(Component data from apps and pages)
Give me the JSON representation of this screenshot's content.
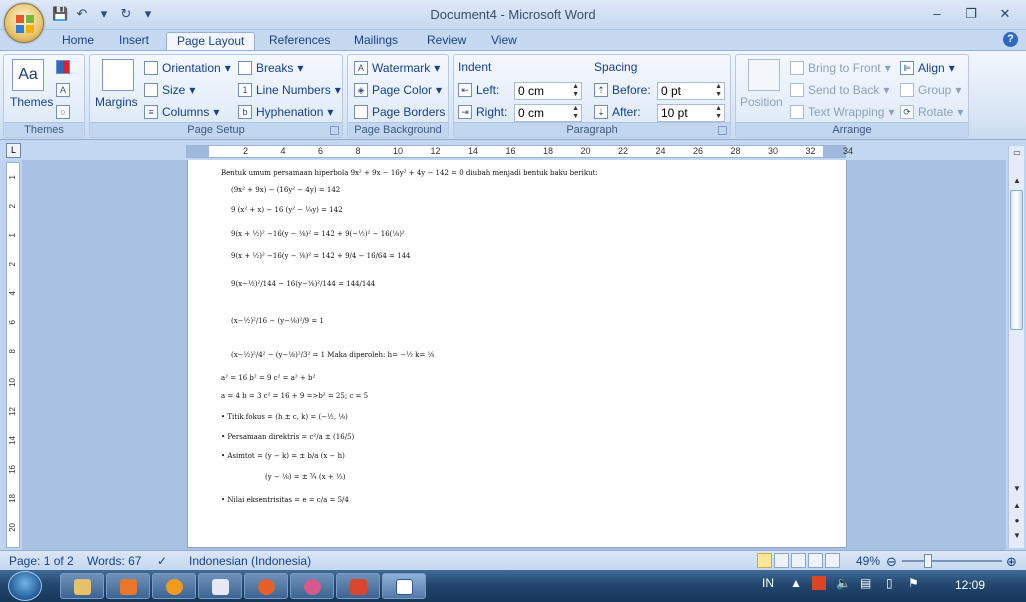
{
  "window": {
    "title": "Document4 - Microsoft Word",
    "controls": [
      "–",
      "❐",
      "✕"
    ]
  },
  "qat": [
    "💾",
    "↶",
    "▾",
    "↻",
    "▾"
  ],
  "tabs": [
    "Home",
    "Insert",
    "Page Layout",
    "References",
    "Mailings",
    "Review",
    "View"
  ],
  "active_tab": "Page Layout",
  "ribbon": {
    "themes": {
      "label": "Themes",
      "group": "Themes"
    },
    "page_setup": {
      "group": "Page Setup",
      "margins": "Margins",
      "orientation": "Orientation",
      "size": "Size",
      "columns": "Columns",
      "breaks": "Breaks",
      "line_numbers": "Line Numbers",
      "hyphenation": "Hyphenation"
    },
    "page_background": {
      "group": "Page Background",
      "watermark": "Watermark",
      "page_color": "Page Color",
      "page_borders": "Page Borders"
    },
    "paragraph": {
      "group": "Paragraph",
      "indent": "Indent",
      "left_label": "Left:",
      "left_value": "0 cm",
      "right_label": "Right:",
      "right_value": "0 cm",
      "spacing": "Spacing",
      "before_label": "Before:",
      "before_value": "0 pt",
      "after_label": "After:",
      "after_value": "10 pt"
    },
    "arrange": {
      "group": "Arrange",
      "position": "Position",
      "bring_to_front": "Bring to Front",
      "send_to_back": "Send to Back",
      "text_wrapping": "Text Wrapping",
      "align": "Align",
      "group_btn": "Group",
      "rotate": "Rotate"
    }
  },
  "ruler": {
    "ticks": [
      "2",
      "4",
      "6",
      "8",
      "10",
      "12",
      "14",
      "16",
      "18",
      "20",
      "22",
      "24",
      "26",
      "28",
      "30",
      "32",
      "34"
    ],
    "vticks": [
      "1",
      "2",
      "1",
      "2",
      "4",
      "6",
      "8",
      "10",
      "12",
      "14",
      "16",
      "18",
      "20"
    ]
  },
  "document": {
    "lines": [
      "Bentuk umum persamaan hiperbola 9x² + 9x − 16y² + 4y − 142 = 0 diubah menjadi     bentuk baku berikut:",
      "(9x² + 9x) − (16y² − 4y) = 142",
      "9 (x² + x) − 16 (y² − ¼y) = 142",
      "9(x + ½)² −16(y − ⅛)²      = 142 + 9(−½)² − 16(⅛)²",
      "9(x + ½)² −16(y − ⅛)²      = 142 + 9/4 − 16/64 = 144",
      "9(x−½)²/144 − 16(y−⅛)²/144      = 144/144",
      "(x−½)²/16 − (y−⅛)²/9           = 1",
      "(x−½)²/4² − (y−⅛)²/3²           = 1   Maka diperoleh: h= −½  k= ⅛",
      "a² = 16              b² = 9          c² = a² + b²",
      "a   = 4               b   = 3          c² = 16 + 9  =>b² = 25;  c = 5",
      "•  Titik fokus = (h ± c, k) = (−½, ⅛)",
      "•  Persamaan direktris = c²/a ± (16/5)",
      "•  Asimtot = (y − k) = ± b/a (x − h)",
      "(y − ⅛) = ± ¾ (x + ½)",
      "• Nilai eksentrisitas = e = c/a = 5/4"
    ]
  },
  "status": {
    "page": "Page: 1 of 2",
    "words": "Words: 67",
    "language": "Indonesian (Indonesia)",
    "zoom": "49%",
    "zoom_value": 0.49
  },
  "taskbar": {
    "lang": "IN",
    "time": "12:09"
  }
}
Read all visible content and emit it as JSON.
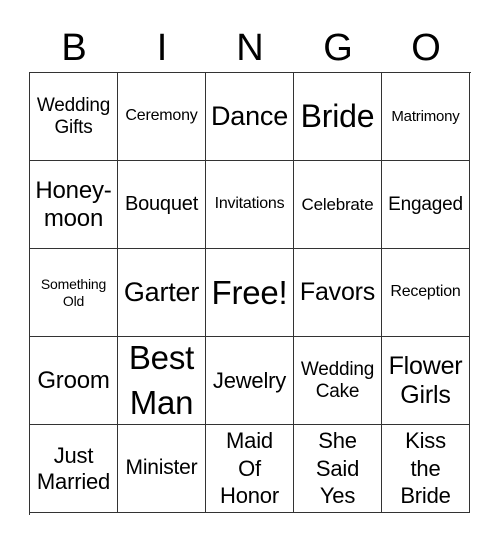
{
  "header": [
    "B",
    "I",
    "N",
    "G",
    "O"
  ],
  "cells": [
    "Wedding\nGifts",
    "Ceremony",
    "Dance",
    "Bride",
    "Matrimony",
    "Honey-\nmoon",
    "Bouquet",
    "Invitations",
    "Celebrate",
    "Engaged",
    "Something\nOld",
    "Garter",
    "Free!",
    "Favors",
    "Reception",
    "Groom",
    "Best\nMan",
    "Jewelry",
    "Wedding\nCake",
    "Flower\nGirls",
    "Just\nMarried",
    "Minister",
    "Maid\nOf\nHonor",
    "She\nSaid\nYes",
    "Kiss\nthe\nBride"
  ]
}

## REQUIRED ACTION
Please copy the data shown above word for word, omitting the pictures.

## RESULT FOR THIS EXERCISE
Give me the JSON representation of this screenshot's content.
{
  "window": {
    "title": "Document4 - Microsoft Word",
    "controls": [
      "–",
      "❐",
      "✕"
    ]
  },
  "qat": [
    "💾",
    "↶",
    "▾",
    "↻",
    "▾"
  ],
  "tabs": [
    "Home",
    "Insert",
    "Page Layout",
    "References",
    "Mailings",
    "Review",
    "View"
  ],
  "active_tab": "Page Layout",
  "ribbon": {
    "themes": {
      "label": "Themes",
      "group": "Themes"
    },
    "page_setup": {
      "group": "Page Setup",
      "margins": "Margins",
      "orientation": "Orientation",
      "size": "Size",
      "columns": "Columns",
      "breaks": "Breaks",
      "line_numbers": "Line Numbers",
      "hyphenation": "Hyphenation"
    },
    "page_background": {
      "group": "Page Background",
      "watermark": "Watermark",
      "page_color": "Page Color",
      "page_borders": "Page Borders"
    },
    "paragraph": {
      "group": "Paragraph",
      "indent": "Indent",
      "left_label": "Left:",
      "left_value": "0 cm",
      "right_label": "Right:",
      "right_value": "0 cm",
      "spacing": "Spacing",
      "before_label": "Before:",
      "before_value": "0 pt",
      "after_label": "After:",
      "after_value": "10 pt"
    },
    "arrange": {
      "group": "Arrange",
      "position": "Position",
      "bring_to_front": "Bring to Front",
      "send_to_back": "Send to Back",
      "text_wrapping": "Text Wrapping",
      "align": "Align",
      "group_btn": "Group",
      "rotate": "Rotate"
    }
  },
  "ruler": {
    "ticks": [
      "2",
      "4",
      "6",
      "8",
      "10",
      "12",
      "14",
      "16",
      "18",
      "20",
      "22",
      "24",
      "26",
      "28",
      "30",
      "32",
      "34"
    ],
    "vticks": [
      "1",
      "2",
      "1",
      "2",
      "4",
      "6",
      "8",
      "10",
      "12",
      "14",
      "16",
      "18",
      "20"
    ]
  },
  "document": {
    "lines": [
      "Bentuk umum persamaan hiperbola 9x² + 9x − 16y² + 4y − 142 = 0 diubah menjadi     bentuk baku berikut:",
      "(9x² + 9x) − (16y² − 4y) = 142",
      "9 (x² + x) − 16 (y² − ¼y) = 142",
      "9(x + ½)² −16(y − ⅛)²      = 142 + 9(−½)² − 16(⅛)²",
      "9(x + ½)² −16(y − ⅛)²      = 142 + 9/4 − 16/64 = 144",
      "9(x−½)²/144 − 16(y−⅛)²/144      = 144/144",
      "(x−½)²/16 − (y−⅛)²/9           = 1",
      "(x−½)²/4² − (y−⅛)²/3²           = 1   Maka diperoleh: h= −½  k= ⅛",
      "a² = 16              b² = 9          c² = a² + b²",
      "a   = 4               b   = 3          c² = 16 + 9  =>b² = 25;  c = 5",
      "•  Titik fokus = (h ± c, k) = (−½, ⅛)",
      "•  Persamaan direktris = c²/a ± (16/5)",
      "•  Asimtot = (y − k) = ± b/a (x − h)",
      "(y − ⅛) = ± ¾ (x + ½)",
      "• Nilai eksentrisitas = e = c/a = 5/4"
    ]
  },
  "status": {
    "page": "Page: 1 of 2",
    "words": "Words: 67",
    "language": "Indonesian (Indonesia)",
    "zoom": "49%",
    "zoom_value": 0.49
  },
  "taskbar": {
    "lang": "IN",
    "time": "12:09"
  }
}
Read all visible content and emit it as JSON.
{
  "header": [
    "B",
    "I",
    "N",
    "G",
    "O"
  ],
  "cells": [
    "Wedding\nGifts",
    "Ceremony",
    "Dance",
    "Bride",
    "Matrimony",
    "Honey-\nmoon",
    "Bouquet",
    "Invitations",
    "Celebrate",
    "Engaged",
    "Something\nOld",
    "Garter",
    "Free!",
    "Favors",
    "Reception",
    "Groom",
    "Best\nMan",
    "Jewelry",
    "Wedding\nCake",
    "Flower\nGirls",
    "Just\nMarried",
    "Minister",
    "Maid\nOf\nHonor",
    "She\nSaid\nYes",
    "Kiss\nthe\nBride"
  ]
}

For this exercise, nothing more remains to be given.